--- Supplied records Enclosed Below ---

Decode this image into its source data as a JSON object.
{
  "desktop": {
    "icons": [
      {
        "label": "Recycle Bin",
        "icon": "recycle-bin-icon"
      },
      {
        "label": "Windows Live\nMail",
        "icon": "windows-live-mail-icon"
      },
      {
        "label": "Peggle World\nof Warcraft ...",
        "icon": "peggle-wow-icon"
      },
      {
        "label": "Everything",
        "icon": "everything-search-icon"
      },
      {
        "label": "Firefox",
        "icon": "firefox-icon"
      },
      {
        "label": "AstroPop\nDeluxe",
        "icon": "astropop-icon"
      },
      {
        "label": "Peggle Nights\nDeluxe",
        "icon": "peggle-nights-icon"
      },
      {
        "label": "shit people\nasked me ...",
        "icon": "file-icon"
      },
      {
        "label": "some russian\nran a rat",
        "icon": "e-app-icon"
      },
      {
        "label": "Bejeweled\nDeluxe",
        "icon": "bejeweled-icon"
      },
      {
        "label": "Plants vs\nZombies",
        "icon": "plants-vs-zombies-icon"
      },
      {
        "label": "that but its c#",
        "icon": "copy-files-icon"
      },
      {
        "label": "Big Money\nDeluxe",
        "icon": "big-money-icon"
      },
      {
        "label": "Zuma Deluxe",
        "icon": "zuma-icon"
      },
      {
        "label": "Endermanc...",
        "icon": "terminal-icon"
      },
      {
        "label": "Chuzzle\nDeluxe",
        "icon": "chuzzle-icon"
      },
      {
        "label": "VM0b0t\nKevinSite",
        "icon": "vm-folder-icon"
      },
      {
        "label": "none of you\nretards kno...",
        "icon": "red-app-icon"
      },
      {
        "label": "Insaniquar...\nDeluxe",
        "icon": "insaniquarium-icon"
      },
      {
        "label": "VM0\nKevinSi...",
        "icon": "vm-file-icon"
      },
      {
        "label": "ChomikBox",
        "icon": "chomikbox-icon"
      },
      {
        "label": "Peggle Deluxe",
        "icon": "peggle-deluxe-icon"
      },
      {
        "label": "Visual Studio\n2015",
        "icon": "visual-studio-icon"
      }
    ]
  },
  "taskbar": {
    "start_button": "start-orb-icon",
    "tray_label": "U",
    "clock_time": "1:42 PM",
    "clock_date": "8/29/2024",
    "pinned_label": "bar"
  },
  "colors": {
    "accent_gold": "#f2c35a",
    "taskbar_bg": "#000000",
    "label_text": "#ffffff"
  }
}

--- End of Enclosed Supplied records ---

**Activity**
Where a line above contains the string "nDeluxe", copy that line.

**Answer**
        "label": "AstroPop\nDeluxe",
        "label": "Peggle Nights\nDeluxe",
        "label": "Bejeweled\nDeluxe",
        "label": "Big Money\nDeluxe",
        "label": "Chuzzle\nDeluxe",
        "label": "Insaniquar...\nDeluxe",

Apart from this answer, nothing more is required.